Task to complete ▸ What lines in the records below mention "count"? List them all.

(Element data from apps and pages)
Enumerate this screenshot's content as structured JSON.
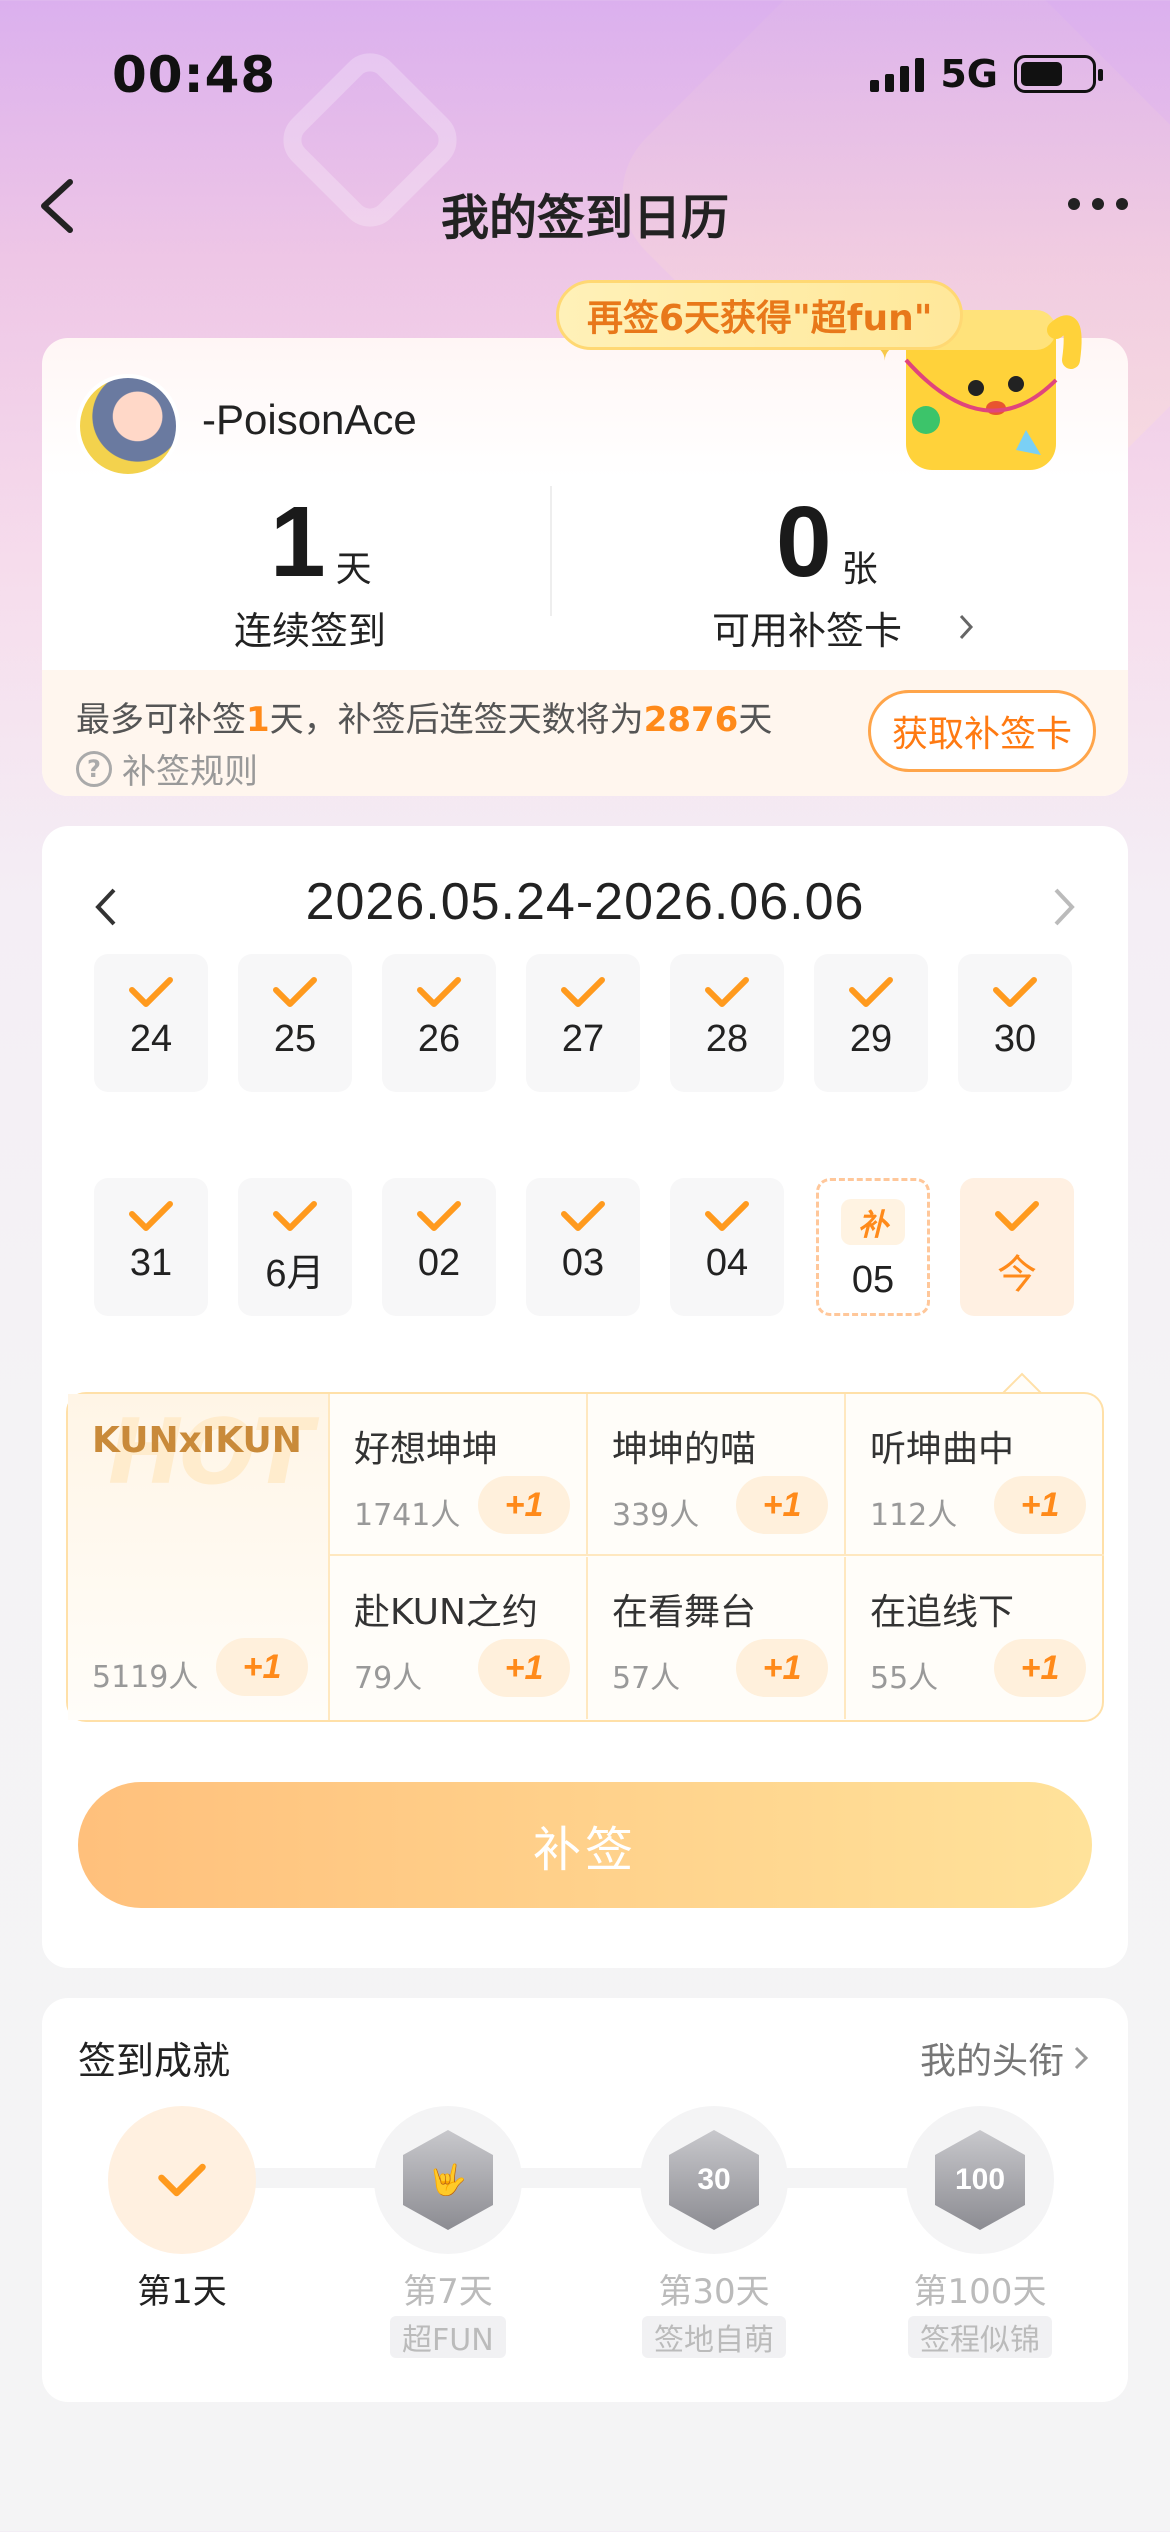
{
  "status_bar": {
    "time": "00:48",
    "network": "5G"
  },
  "header": {
    "title": "我的签到日历"
  },
  "promo": {
    "text": "再签6天获得\"超fun\""
  },
  "user": {
    "name": "-PoisonAce"
  },
  "stats": {
    "streak": {
      "value": "1",
      "unit": "天",
      "label": "连续签到"
    },
    "cards": {
      "value": "0",
      "unit": "张",
      "label": "可用补签卡"
    }
  },
  "makeup": {
    "text_prefix": "最多可补签",
    "max_days": "1",
    "text_mid": "天，补签后连签天数将为",
    "after_days": "2876",
    "text_suffix": "天",
    "rules_label": "补签规则",
    "get_card_label": "获取补签卡"
  },
  "calendar": {
    "range": "2026.05.24-2026.06.06",
    "week1": [
      "24",
      "25",
      "26",
      "27",
      "28",
      "29",
      "30"
    ],
    "week2": [
      "31",
      "6月",
      "02",
      "03",
      "04"
    ],
    "makeup_day": {
      "tag": "补",
      "num": "05"
    },
    "today": {
      "label": "今"
    }
  },
  "topics": {
    "hot": {
      "watermark": "HOT",
      "title": "KUNxIKUN",
      "count": "5119人",
      "plus": "+1"
    },
    "items": [
      {
        "title": "好想坤坤",
        "count": "1741人",
        "plus": "+1"
      },
      {
        "title": "坤坤的喵",
        "count": "339人",
        "plus": "+1"
      },
      {
        "title": "听坤曲中",
        "count": "112人",
        "plus": "+1"
      },
      {
        "title": "赴KUN之约",
        "count": "79人",
        "plus": "+1"
      },
      {
        "title": "在看舞台",
        "count": "57人",
        "plus": "+1"
      },
      {
        "title": "在追线下",
        "count": "55人",
        "plus": "+1"
      }
    ]
  },
  "submit_label": "补签",
  "achievements": {
    "title": "签到成就",
    "link": "我的头衔",
    "items": [
      {
        "day": "第1天",
        "tag": "",
        "badge": ""
      },
      {
        "day": "第7天",
        "tag": "超FUN",
        "badge": "🤟"
      },
      {
        "day": "第30天",
        "tag": "签地自萌",
        "badge": "30"
      },
      {
        "day": "第100天",
        "tag": "签程似锦",
        "badge": "100"
      }
    ]
  },
  "colors": {
    "accent": "#ff8a1a",
    "check": "#ff9a1e",
    "brand_gradient_start": "#ffc07c",
    "brand_gradient_end": "#ffe29a"
  },
  "icons": [
    "back-arrow-icon",
    "more-dots-icon",
    "check-icon",
    "chevron-left-icon",
    "chevron-right-icon",
    "question-icon",
    "mascot-icon"
  ]
}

Exercise response ▸
      "count": "5119人",
        "count": "1741人",
        "count": "339人",
        "count": "112人",
        "count": "79人",
        "count": "57人",
        "count": "55人",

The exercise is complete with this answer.